They say ‘life is too short to drink bad coffee’. No matter what brewing method you use at home, you can improve your brews by following these coffee tips.

General Tips
Fresh Coffee Buy whole bean coffee. In general, brew within 30 days of the roast date on the bag.
Storage Store your coffee in a cool, dark place, sealed in an airtight container or zip lock bag. Never put your coffee in the fridge or freezer.
Grind your own Always buy whole bean coffee and grind just before use. As soon as coffee is ground, it begins to lose its flavour and aroma. When choosing a grinder for home (whether a hand grinder or electric) purchase a burr grinder rather than a blade grinder. Burr grinders produce a more even grind size which helps to ensure an even extraction for more delicious tasting coffee.
Filtered Water The quality of your water will directly affect the quality of your coffee.Water that tastes or smells off (e.g., chlorine, sulfur, iron) will inevitably produce off notes in your brew. Distilled water won’t yield a full extraction. Use filtered tap or spring water, and always fill your kettle with fresh water before boiling rather than reboiling ‘old’ water.
Brewing Rules
Filter Choose a clean filter that will not impart flavour taints. If you are using paper filters, pre-rinse with hot water before brewing to remove and ‘paper’ taste. if using metal filters, make sure they are rinsed before use to remove any soap residue.

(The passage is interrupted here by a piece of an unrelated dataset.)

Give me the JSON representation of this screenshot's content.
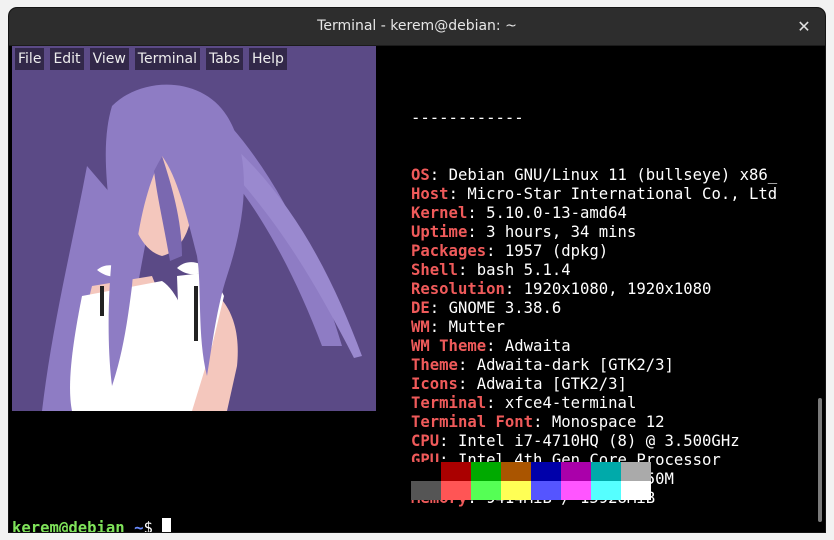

Be extra careful with cloth filters as they can go mouldy very easy, and need to be replaced frequently.
Temperature Coffee should be brewed around 95°C. Be sure to pre-heat your brewing equipment with hot water so that you do not get significantly heat loss during the brewing duration. Ideally, use a thermometer to measure your water temperature before brewing, or a temperature controlled kettle.
Brew Ratios The ‘golden cup’ ratio is a good starting point. The ratio is 60g of coffee for every 1000g of water.
Time Use a timer to time your brews. Brewing time depends on the brewing method. The coarser the grind needed, the longer the brewing times tend to be. For example, a plunger will be 5 minutes, while a pour over or Aeropress will be 2:30 minutes.
Grind In general, the coarser the grind needed, the longer the brewing times tend to be. For example, a plunger will be 5 minutes, while a pour over or Aeropress will be 2:30 minutes. Experiment. Dial in to balance sweetness, flavour, and body without under or over-extracting and introducing exagerated acidity or bitterness.